The only surviving photo of early Mike and the Ravens. L-R: Peter Young, Mike Brassard,
Steve Blodgett, Northfield town chairman Earl Rinker, Bo Blodgett, Eddie Jones
Late one Saturday night in 1962, the window of the Community Church in Stowe, Vermont creaked open. Three teenagers clamored through, dragging a box behind them. They climbed up to the church steeple, which contained the building’s sound system. Every day at noon it blanketed the town with a recording of tolling bells (despite a bell tower, the church did not have any real bells).
The teenagers opened their box and slipped a different recording out of its sleeve, a vinyl set of covers of the latest frat-rock hits: “Get a Job” by The Silhouettes, “The Stroll” by the Diamonds, and a handful more. They removed the tolling-bells record, put in their rock album, and pressed play.
They say the rock and roll woke up people as far as six miles away. The boys scurried home in the darkness as Bill Justis’s twangy “Raunchy” filled the streets.

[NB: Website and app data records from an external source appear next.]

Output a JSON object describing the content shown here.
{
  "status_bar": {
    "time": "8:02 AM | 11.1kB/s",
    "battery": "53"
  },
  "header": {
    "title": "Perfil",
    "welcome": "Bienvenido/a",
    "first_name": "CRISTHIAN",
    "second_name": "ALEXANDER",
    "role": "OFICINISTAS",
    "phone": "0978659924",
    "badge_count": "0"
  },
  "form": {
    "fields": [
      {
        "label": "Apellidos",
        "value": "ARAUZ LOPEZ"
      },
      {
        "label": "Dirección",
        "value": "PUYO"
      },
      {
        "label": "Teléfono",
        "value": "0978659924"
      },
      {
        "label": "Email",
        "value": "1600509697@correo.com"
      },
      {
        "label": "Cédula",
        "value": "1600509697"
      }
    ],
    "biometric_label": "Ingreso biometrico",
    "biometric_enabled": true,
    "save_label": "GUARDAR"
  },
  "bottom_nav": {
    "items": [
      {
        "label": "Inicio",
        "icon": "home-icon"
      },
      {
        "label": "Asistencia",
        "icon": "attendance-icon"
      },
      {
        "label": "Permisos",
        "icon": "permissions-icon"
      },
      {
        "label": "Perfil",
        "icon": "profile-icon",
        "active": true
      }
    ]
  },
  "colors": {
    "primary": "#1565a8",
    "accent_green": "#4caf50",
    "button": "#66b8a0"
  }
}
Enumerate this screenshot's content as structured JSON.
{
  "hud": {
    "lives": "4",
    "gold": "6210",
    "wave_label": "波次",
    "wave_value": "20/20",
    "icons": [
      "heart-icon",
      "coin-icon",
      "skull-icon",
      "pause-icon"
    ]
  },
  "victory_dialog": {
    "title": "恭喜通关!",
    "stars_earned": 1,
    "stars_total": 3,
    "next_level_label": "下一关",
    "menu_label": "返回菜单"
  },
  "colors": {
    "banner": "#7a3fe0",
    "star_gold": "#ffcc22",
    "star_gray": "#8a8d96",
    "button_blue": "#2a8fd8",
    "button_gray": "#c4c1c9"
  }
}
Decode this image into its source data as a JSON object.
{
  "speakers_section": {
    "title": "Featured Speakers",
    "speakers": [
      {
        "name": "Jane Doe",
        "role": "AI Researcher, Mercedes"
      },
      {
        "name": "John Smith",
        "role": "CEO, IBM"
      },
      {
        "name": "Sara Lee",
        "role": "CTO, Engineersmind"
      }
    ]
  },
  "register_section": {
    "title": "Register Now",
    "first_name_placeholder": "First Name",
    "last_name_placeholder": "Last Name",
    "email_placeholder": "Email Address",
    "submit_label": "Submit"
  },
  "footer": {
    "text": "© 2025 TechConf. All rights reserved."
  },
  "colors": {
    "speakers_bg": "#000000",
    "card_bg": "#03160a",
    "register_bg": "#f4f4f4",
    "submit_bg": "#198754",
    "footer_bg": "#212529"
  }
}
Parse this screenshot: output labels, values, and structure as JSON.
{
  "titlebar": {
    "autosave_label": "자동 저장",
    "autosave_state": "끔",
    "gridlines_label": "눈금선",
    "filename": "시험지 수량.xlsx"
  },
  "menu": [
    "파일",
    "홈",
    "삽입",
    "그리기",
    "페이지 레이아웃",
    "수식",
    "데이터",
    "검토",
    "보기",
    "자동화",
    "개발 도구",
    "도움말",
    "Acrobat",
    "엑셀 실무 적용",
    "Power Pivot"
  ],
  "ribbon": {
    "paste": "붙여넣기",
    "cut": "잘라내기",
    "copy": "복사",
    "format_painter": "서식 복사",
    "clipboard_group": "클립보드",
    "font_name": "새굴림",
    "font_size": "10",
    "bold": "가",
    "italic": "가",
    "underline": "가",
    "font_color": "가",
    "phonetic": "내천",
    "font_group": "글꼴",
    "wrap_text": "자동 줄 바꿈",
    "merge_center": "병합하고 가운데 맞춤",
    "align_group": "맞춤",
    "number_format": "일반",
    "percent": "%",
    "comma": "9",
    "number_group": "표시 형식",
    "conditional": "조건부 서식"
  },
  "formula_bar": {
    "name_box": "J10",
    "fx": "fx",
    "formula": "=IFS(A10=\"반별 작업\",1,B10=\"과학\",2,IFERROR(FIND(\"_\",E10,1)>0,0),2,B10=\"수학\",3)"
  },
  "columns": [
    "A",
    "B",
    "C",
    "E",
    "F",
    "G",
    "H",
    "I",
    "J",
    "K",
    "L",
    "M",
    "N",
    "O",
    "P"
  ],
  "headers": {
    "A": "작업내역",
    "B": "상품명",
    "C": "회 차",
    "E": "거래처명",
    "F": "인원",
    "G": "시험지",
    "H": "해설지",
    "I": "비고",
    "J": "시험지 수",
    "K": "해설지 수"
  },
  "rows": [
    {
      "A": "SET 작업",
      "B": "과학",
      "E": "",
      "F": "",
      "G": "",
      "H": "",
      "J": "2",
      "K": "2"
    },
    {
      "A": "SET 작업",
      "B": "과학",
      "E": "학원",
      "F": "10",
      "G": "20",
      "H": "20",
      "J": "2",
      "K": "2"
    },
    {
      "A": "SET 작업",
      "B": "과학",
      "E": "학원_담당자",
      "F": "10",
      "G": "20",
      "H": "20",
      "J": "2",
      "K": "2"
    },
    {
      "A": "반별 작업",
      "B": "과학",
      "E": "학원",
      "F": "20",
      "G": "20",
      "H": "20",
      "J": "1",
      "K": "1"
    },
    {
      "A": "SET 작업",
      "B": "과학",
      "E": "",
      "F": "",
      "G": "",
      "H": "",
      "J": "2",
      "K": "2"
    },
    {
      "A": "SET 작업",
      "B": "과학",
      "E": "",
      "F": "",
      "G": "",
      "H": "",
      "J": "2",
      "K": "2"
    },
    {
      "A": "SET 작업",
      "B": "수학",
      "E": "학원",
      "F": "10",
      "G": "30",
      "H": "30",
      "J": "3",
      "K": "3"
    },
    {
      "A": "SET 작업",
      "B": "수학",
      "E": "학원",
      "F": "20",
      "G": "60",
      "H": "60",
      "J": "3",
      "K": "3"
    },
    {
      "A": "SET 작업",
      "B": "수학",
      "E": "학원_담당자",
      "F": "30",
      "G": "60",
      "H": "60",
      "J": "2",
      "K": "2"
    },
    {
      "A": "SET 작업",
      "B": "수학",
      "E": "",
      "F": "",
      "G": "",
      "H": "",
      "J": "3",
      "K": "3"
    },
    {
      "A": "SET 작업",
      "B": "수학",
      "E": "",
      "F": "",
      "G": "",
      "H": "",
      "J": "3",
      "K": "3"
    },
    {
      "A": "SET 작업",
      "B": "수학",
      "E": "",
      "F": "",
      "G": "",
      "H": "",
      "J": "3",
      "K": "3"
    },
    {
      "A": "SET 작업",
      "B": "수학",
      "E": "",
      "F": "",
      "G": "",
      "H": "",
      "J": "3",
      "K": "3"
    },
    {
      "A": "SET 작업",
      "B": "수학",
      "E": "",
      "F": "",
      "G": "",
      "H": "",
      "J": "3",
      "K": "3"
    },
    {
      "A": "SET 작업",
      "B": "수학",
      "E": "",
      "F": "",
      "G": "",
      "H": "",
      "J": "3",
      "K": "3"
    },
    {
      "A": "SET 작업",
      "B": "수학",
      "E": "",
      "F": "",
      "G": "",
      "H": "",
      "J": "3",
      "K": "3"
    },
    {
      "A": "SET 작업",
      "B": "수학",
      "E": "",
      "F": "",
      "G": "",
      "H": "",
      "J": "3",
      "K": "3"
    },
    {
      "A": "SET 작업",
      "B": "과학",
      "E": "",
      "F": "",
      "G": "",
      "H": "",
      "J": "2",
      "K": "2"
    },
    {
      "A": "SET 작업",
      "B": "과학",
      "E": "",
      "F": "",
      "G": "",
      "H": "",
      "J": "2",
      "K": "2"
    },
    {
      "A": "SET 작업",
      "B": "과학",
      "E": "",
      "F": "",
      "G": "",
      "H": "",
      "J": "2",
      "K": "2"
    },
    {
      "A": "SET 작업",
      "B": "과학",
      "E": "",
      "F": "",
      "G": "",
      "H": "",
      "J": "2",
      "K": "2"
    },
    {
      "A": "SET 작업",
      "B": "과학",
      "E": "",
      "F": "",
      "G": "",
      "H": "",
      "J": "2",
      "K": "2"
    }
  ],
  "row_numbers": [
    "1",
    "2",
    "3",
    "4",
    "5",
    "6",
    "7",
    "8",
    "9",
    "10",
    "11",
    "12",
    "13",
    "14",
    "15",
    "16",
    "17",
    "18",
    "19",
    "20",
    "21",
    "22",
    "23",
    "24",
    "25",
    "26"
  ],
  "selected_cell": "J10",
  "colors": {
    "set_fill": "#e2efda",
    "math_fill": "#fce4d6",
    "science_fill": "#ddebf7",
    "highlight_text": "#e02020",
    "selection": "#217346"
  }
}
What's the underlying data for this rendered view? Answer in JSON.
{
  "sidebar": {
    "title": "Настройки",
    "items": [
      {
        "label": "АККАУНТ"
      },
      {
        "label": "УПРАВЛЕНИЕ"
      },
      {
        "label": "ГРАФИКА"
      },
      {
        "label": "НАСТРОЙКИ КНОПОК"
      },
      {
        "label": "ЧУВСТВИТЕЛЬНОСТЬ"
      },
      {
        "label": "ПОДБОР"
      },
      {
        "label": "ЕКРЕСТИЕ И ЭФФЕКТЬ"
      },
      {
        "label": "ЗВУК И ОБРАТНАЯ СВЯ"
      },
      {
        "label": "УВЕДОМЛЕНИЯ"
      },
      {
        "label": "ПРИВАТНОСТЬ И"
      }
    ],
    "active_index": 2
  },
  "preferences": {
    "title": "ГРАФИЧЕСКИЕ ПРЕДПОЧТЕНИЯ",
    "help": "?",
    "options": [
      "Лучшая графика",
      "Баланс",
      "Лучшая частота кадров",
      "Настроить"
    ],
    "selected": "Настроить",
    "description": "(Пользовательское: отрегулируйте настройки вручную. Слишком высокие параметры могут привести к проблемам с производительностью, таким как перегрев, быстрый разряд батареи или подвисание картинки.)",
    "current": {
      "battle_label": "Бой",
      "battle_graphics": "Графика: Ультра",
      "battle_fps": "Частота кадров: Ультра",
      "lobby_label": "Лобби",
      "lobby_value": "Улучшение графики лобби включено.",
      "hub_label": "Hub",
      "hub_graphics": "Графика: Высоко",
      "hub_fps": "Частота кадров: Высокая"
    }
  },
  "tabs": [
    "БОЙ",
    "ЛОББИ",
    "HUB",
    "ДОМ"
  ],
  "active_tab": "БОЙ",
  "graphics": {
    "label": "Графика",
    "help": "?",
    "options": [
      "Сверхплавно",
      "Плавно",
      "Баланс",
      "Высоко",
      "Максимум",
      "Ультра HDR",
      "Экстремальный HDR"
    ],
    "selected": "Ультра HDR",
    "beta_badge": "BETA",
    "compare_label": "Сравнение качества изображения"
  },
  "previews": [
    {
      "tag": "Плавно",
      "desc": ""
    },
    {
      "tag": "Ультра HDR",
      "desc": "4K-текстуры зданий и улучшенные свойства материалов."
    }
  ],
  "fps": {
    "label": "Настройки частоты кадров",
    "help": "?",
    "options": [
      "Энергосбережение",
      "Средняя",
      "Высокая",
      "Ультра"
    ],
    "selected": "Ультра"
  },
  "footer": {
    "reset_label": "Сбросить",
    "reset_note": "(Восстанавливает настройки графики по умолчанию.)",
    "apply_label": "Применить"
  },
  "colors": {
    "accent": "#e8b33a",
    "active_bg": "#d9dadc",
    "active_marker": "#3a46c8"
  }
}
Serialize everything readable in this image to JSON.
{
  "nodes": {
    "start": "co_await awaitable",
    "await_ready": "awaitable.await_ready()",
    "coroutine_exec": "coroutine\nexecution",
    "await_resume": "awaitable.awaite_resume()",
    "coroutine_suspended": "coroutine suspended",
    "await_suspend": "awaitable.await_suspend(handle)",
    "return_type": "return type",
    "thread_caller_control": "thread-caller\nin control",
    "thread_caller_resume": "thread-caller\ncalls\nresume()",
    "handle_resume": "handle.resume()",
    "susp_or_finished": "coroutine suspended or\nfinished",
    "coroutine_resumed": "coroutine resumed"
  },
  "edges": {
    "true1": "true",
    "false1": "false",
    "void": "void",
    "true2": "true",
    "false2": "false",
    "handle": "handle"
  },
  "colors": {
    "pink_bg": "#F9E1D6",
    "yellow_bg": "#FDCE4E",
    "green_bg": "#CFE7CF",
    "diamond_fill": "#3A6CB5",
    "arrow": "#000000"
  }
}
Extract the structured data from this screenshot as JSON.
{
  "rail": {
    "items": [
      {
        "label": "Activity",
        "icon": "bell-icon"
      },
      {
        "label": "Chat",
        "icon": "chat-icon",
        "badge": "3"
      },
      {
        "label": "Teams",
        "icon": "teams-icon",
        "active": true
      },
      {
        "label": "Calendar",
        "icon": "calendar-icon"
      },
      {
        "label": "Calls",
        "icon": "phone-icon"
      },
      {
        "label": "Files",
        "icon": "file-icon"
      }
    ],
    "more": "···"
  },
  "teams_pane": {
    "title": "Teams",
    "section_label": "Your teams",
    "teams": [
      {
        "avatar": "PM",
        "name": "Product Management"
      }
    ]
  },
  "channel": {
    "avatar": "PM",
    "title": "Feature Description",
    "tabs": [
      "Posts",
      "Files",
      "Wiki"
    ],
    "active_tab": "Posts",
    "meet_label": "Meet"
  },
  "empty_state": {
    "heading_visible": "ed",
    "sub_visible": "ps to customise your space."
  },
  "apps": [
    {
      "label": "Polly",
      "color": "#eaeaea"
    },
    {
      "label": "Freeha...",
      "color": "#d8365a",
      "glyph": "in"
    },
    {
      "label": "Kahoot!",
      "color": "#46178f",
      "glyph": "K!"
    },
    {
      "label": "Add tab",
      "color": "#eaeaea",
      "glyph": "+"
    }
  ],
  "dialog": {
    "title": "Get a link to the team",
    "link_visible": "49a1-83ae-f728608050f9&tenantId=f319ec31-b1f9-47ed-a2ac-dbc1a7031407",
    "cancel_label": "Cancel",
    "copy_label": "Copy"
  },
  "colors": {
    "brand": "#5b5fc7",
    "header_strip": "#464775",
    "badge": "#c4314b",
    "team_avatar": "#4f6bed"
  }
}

Stowe being a small town, this prank did not prove to be the unsolved crime of the century. When the ringleader’s mother heard about it the next morning, she immediately pegged her son as the culprit. He was promptly arrested and forced to go back to school, breaking up his band.